Nowadays we are subject to PRISM, a surveillance program that allows agencies to query stored communication at various technology companies that match court-approved search terms. Back when we had the telegraph there was a similar program called Project SHAMROCK. The project involved accumulating all telegraphic signals that enter or exit the United States. This data got printed and passed down to law enforcement agencies, who sifted through it all to find evidence. It can be thought of as a physical manifestation of database querying we use nowadays to match search terms, except that comparison breaks down because the SHAMROCK investigators get to see a bunch of other communications in the search for information on an open investigation. By the 60’s they did actually have an electronic system for searching for keywords.

Similar to PRISM, Project SHAMROCK also depended on the cooperation of the companies that owned the telegraph lines, Western Union, RCA, and ITT. It got to be a big operation. At it’s peak it had 150,000 messages printed and analyzed every month. In the mid 70’s members of Congress started investigating the program so the director of the NSA terminated it. This resulted in the creation of the Foreign Intelligence Surveillance Act, which is the legal framework that the NSA operates under nowadays.

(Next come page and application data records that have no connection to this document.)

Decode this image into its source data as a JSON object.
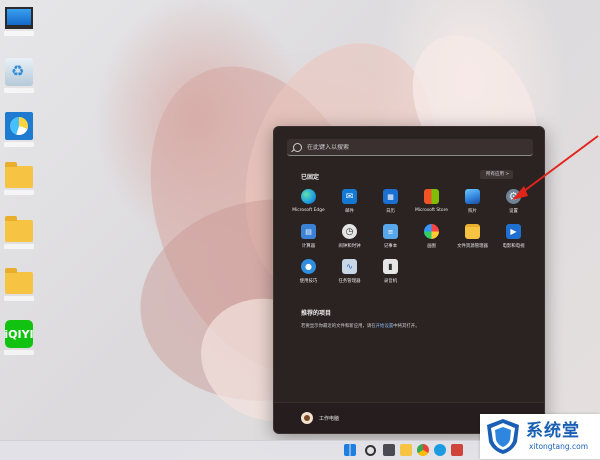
{
  "start_menu": {
    "search_placeholder": "在此键入以搜索",
    "pinned_title": "已固定",
    "all_apps_label": "所有应用 >",
    "pinned_apps": [
      {
        "label": "Microsoft Edge",
        "icon": "edge-icon",
        "color": "#1e9be0"
      },
      {
        "label": "邮件",
        "icon": "mail-icon",
        "color": "#1479d4"
      },
      {
        "label": "日历",
        "icon": "calendar-icon",
        "color": "#1b6fd1"
      },
      {
        "label": "Microsoft Store",
        "icon": "store-icon",
        "color": "#f1f1f1"
      },
      {
        "label": "照片",
        "icon": "photos-icon",
        "color": "#2e7fd8"
      },
      {
        "label": "设置",
        "icon": "gear-icon",
        "color": "#7a8ea3"
      },
      {
        "label": "计算器",
        "icon": "calculator-icon",
        "color": "#3b82d6"
      },
      {
        "label": "闹钟和时钟",
        "icon": "clock-icon",
        "color": "#e4e4e4"
      },
      {
        "label": "记事本",
        "icon": "notepad-icon",
        "color": "#58a7ea"
      },
      {
        "label": "画图",
        "icon": "paint-icon",
        "color": "#f4f4f4"
      },
      {
        "label": "文件资源管理器",
        "icon": "folder-icon",
        "color": "#f6c342"
      },
      {
        "label": "电影和电视",
        "icon": "movies-icon",
        "color": "#1f6fd0"
      },
      {
        "label": "使用技巧",
        "icon": "tips-icon",
        "color": "#2f8ee0"
      },
      {
        "label": "任务管理器",
        "icon": "task-manager-icon",
        "color": "#c8d6e6"
      },
      {
        "label": "录音机",
        "icon": "voice-recorder-icon",
        "color": "#e6e6e6"
      }
    ],
    "recommended_title": "推荐的项目",
    "recommended_text": "若要显示你最近的文件和新应用，请在",
    "recommended_link": "开始设置",
    "recommended_suffix": "中将其打开。",
    "user_name": "工作电脑"
  },
  "watermark": {
    "title": "系统堂",
    "url": "xitongtang.com"
  },
  "colors": {
    "start_bg": "#2b2222",
    "arrow": "#e0251b"
  }
}
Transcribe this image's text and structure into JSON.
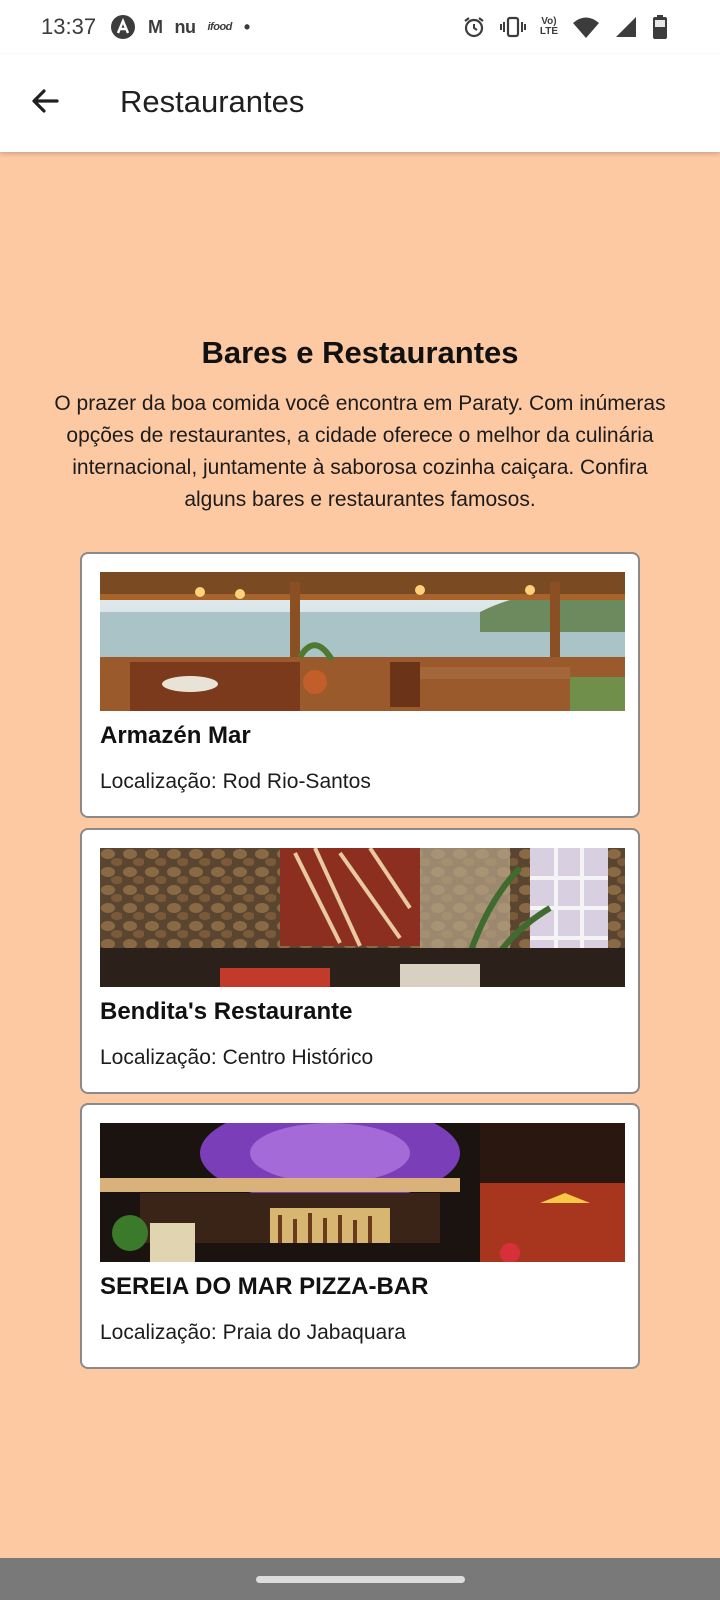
{
  "status_bar": {
    "time": "13:37",
    "left_icons": [
      "A",
      "M",
      "nu",
      "ifood",
      "•"
    ],
    "right_icons": [
      "alarm-icon",
      "vibrate-icon",
      "volte-icon",
      "wifi-icon",
      "signal-icon",
      "battery-icon"
    ],
    "volte_label": "Vo)",
    "lte_label": "LTE"
  },
  "app_bar": {
    "title": "Restaurantes",
    "back_icon": "arrow-back-icon"
  },
  "section": {
    "title": "Bares e Restaurantes",
    "intro": "O prazer da boa comida você encontra em Paraty. Com inúmeras opções de restaurantes, a cidade oferece o melhor da culinária internacional, juntamente à saborosa cozinha caiçara. Confira alguns bares e restaurantes famosos."
  },
  "restaurants": [
    {
      "name": "Armazén Mar",
      "location": "Localização: Rod Rio-Santos"
    },
    {
      "name": "Bendita's Restaurante",
      "location": "Localização: Centro Histórico"
    },
    {
      "name": "SEREIA DO MAR PIZZA-BAR",
      "location": "Localização: Praia do Jabaquara"
    }
  ],
  "colors": {
    "background": "#fdc9a3",
    "app_bar": "#ffffff",
    "card_border": "#8a8a8a",
    "nav_bar": "#797979"
  }
}
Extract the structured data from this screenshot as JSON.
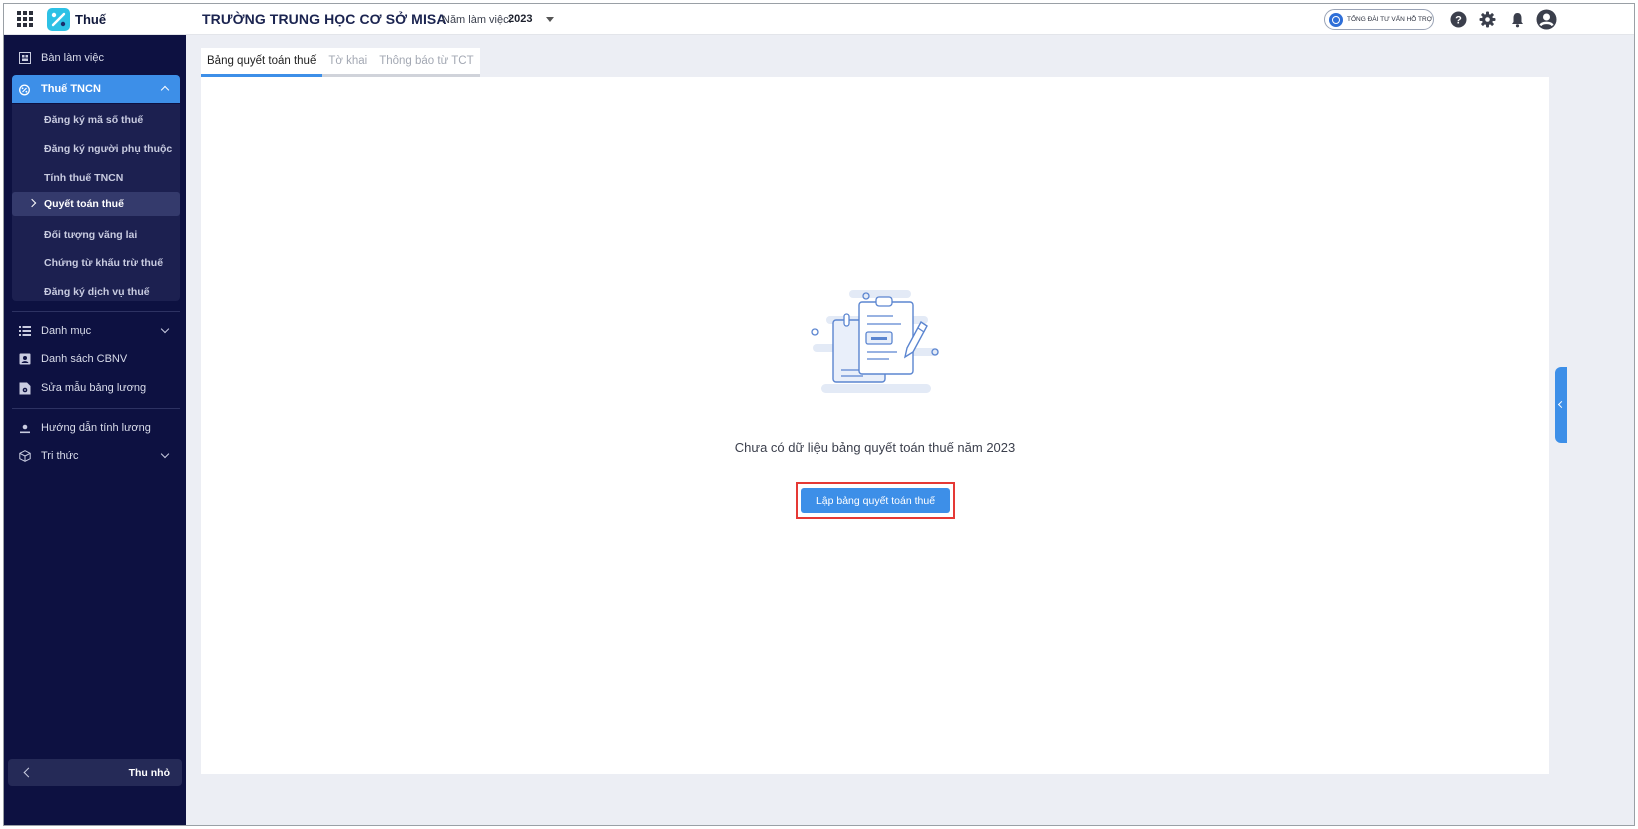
{
  "app": {
    "name": "Thuế"
  },
  "header": {
    "school_name": "TRƯỜNG TRUNG HỌC CƠ SỞ MISA",
    "year_label": "Năm làm việc:",
    "year_value": "2023",
    "support_label": "TỔNG ĐÀI TƯ VẤN HỖ TRỢ",
    "icons": [
      "apps-grid-icon",
      "help-icon",
      "settings-icon",
      "bell-icon",
      "account-icon"
    ]
  },
  "sidebar": {
    "items": [
      {
        "label": "Bàn làm việc",
        "icon": "desk-icon"
      },
      {
        "label": "Thuế TNCN",
        "icon": "tax-icon",
        "active": true
      }
    ],
    "submenu": [
      {
        "label": "Đăng ký mã số thuế"
      },
      {
        "label": "Đăng ký người phụ thuộc"
      },
      {
        "label": "Tính thuế TNCN"
      },
      {
        "label": "Quyết toán thuế",
        "active": true
      },
      {
        "label": "Đối tượng vãng lai"
      },
      {
        "label": "Chứng từ khấu trừ thuế"
      },
      {
        "label": "Đăng ký dịch vụ thuế"
      }
    ],
    "items2": [
      {
        "label": "Danh mục",
        "icon": "list-icon"
      },
      {
        "label": "Danh sách CBNV",
        "icon": "contact-card-icon"
      },
      {
        "label": "Sửa mẫu bảng lương",
        "icon": "settings-document-icon"
      }
    ],
    "items3": [
      {
        "label": "Hướng dẫn tính lương",
        "icon": "guide-icon"
      },
      {
        "label": "Tri thức",
        "icon": "cube-icon"
      }
    ],
    "collapse_label": "Thu nhỏ"
  },
  "tabs": [
    {
      "label": "Bảng quyết toán thuế",
      "active": true
    },
    {
      "label": "Tờ khai"
    },
    {
      "label": "Thông báo từ TCT"
    }
  ],
  "main": {
    "empty_message": "Chưa có dữ liệu bảng quyết toán thuế năm 2023",
    "create_button": "Lập bảng quyết toán thuế"
  },
  "colors": {
    "sidebar_bg": "#0d1141",
    "accent": "#3d8fe8",
    "highlight": "#e53935"
  }
}
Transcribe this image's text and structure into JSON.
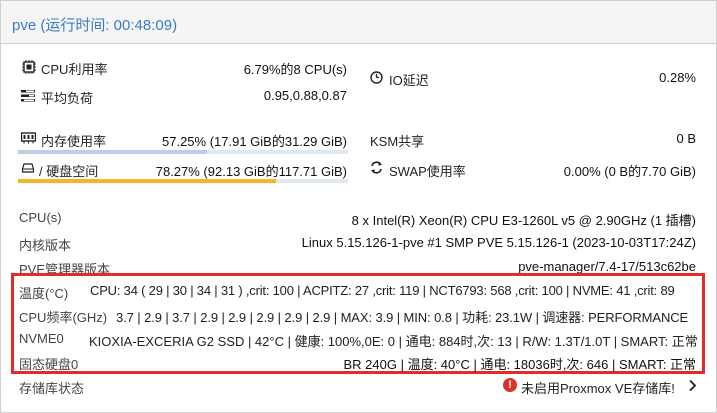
{
  "header": {
    "title": "pve (运行时间: 00:48:09)"
  },
  "stats": {
    "cpu": {
      "label": "CPU利用率",
      "value": "6.79%的8 CPU(s)"
    },
    "iowait": {
      "label": "IO延迟",
      "value": "0.28%"
    },
    "load": {
      "label": "平均负荷",
      "value": "0.95,0.88,0.87"
    },
    "memory": {
      "label": "内存使用率",
      "value": "57.25% (17.91 GiB的31.29 GiB)",
      "fraction": 0.5725
    },
    "ksm": {
      "label": "KSM共享",
      "value": "0 B"
    },
    "disk": {
      "label": "/ 硬盘空间",
      "value": "78.27% (92.13 GiB的117.71 GiB)",
      "fraction": 0.7827
    },
    "swap": {
      "label": "SWAP使用率",
      "value": "0.00% (0 B的7.70 GiB)"
    }
  },
  "info": {
    "cpus": {
      "label": "CPU(s)",
      "value": "8 x Intel(R) Xeon(R) CPU E3-1260L v5 @ 2.90GHz (1 插槽)"
    },
    "kernel": {
      "label": "内核版本",
      "value": "Linux 5.15.126-1-pve #1 SMP PVE 5.15.126-1 (2023-10-03T17:24Z)"
    },
    "pve": {
      "label": "PVE管理器版本",
      "value": "pve-manager/7.4-17/513c62be"
    }
  },
  "sensors": {
    "temp": {
      "label": "温度(°C)",
      "value": "CPU: 34 ( 29 | 30 | 34 | 31 ) ,crit: 100 | ACPITZ: 27 ,crit: 119 | NCT6793: 568 ,crit: 100 | NVME: 41 ,crit: 89"
    },
    "freq": {
      "label": "CPU频率(GHz)",
      "value": "3.7 | 2.9 | 3.7 | 2.9 | 2.9 | 2.9 | 2.9 | 2.9 | MAX: 3.9 | MIN: 0.8 | 功耗: 23.1W | 调速器: PERFORMANCE"
    },
    "nvme": {
      "label": "NVME0",
      "value": "KIOXIA-EXCERIA G2 SSD | 42°C | 健康: 100%,0E: 0 | 通电: 884时,次: 13 | R/W: 1.3T/1.0T | SMART: 正常"
    },
    "ssd": {
      "label": "固态硬盘0",
      "value": "BR 240G | 温度: 40°C | 通电: 18036时,次: 646 | SMART: 正常"
    }
  },
  "repo": {
    "label": "存储库状态",
    "status": "未启用Proxmox VE存储库!",
    "icon": "exclamation-icon",
    "color": "#d9342b"
  }
}
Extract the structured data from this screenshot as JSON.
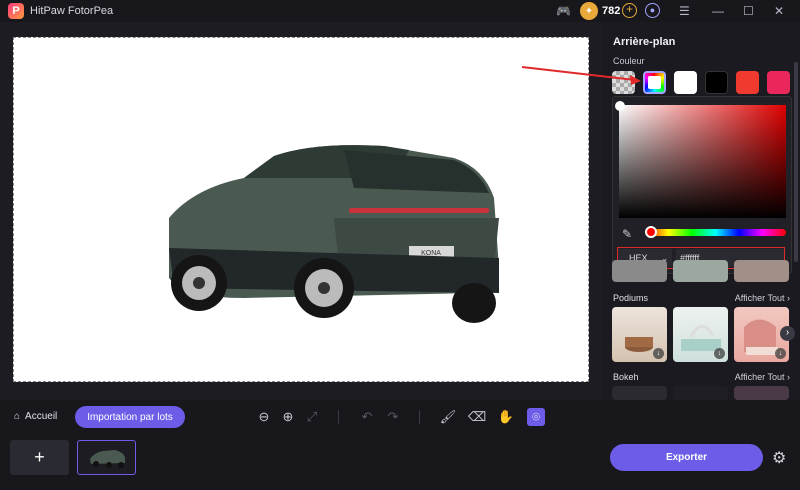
{
  "app": {
    "title": "HitPaw FotorPea",
    "coins": "782"
  },
  "panel": {
    "title": "Arrière-plan",
    "color_label": "Couleur",
    "hex_mode": "HEX",
    "hex_value": "#ffffff",
    "sections": [
      {
        "title": "Podiums",
        "link": "Afficher Tout ›"
      },
      {
        "title": "Bokeh",
        "link": "Afficher Tout ›"
      }
    ],
    "swatch_colors": [
      "#ffffff",
      "#000000",
      "#f03a30",
      "#e9275a"
    ]
  },
  "bottom": {
    "home_label": "Accueil",
    "batch_label": "Importation par lots",
    "export_label": "Exporter"
  },
  "car": {
    "plate": "KONA"
  }
}
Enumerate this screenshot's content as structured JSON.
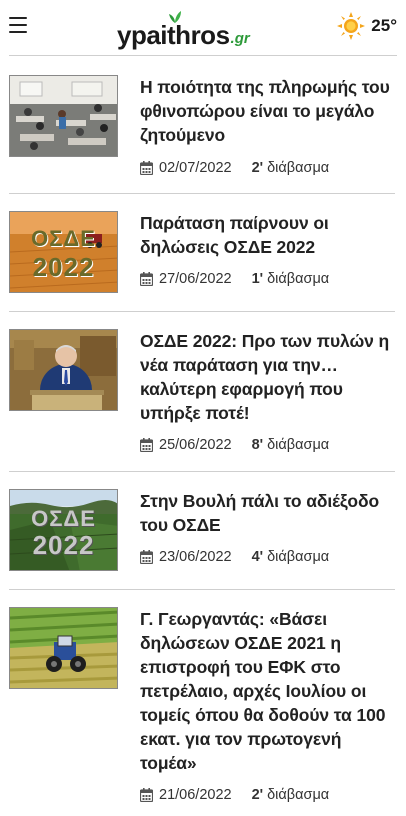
{
  "header": {
    "logo_main": "ypaithros",
    "logo_tld": ".gr",
    "temperature": "25°",
    "weather_icon": "sun-icon"
  },
  "articles": [
    {
      "title": "Η ποιότητα της πληρωμής του φθινοπώρου είναι το μεγάλο ζητούμενο",
      "date": "02/07/2022",
      "read_minutes": "2'",
      "read_label": "διάβασμα"
    },
    {
      "title": "Παράταση παίρνουν οι δηλώσεις ΟΣΔΕ 2022",
      "date": "27/06/2022",
      "read_minutes": "1'",
      "read_label": "διάβασμα",
      "thumb_text": [
        "ΟΣΔΕ",
        "2022"
      ]
    },
    {
      "title": "ΟΣΔΕ 2022: Προ των πυλών η νέα παράταση για την… καλύτερη εφαρμογή που υπήρξε ποτέ!",
      "date": "25/06/2022",
      "read_minutes": "8'",
      "read_label": "διάβασμα"
    },
    {
      "title": "Στην Βουλή πάλι το αδιέξοδο του ΟΣΔΕ",
      "date": "23/06/2022",
      "read_minutes": "4'",
      "read_label": "διάβασμα",
      "thumb_text": [
        "ΟΣΔΕ",
        "2022"
      ]
    },
    {
      "title": "Γ. Γεωργαντάς: «Βάσει δηλώσεων ΟΣΔΕ 2021 η επιστροφή του ΕΦΚ στο πετρέλαιο, αρχές Ιουλίου οι τομείς όπου θα δοθούν τα 100 εκατ. για τον πρωτογενή τομέα»",
      "date": "21/06/2022",
      "read_minutes": "2'",
      "read_label": "διάβασμα"
    }
  ],
  "colors": {
    "brand_green": "#2d9a3a",
    "sun": "#f4a51c",
    "text": "#222222",
    "divider": "#cfcfcf"
  }
}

Nowadays the focus of surveillance falls largely on terrorism. Who were the targets of Project SHAMROCK? History says Shamrock used “‘watch lists’ to electronically and physically spy on “subversive” activities by civil rights and antiwar leaders such as Dr. Martin Luther King, Jr, Jane Fonda, Malcolm X, Dr. Benjamin Spock, and Joan Baez—all members of Richard Nixon’s infamous ‘enemies list'” via historycommons.org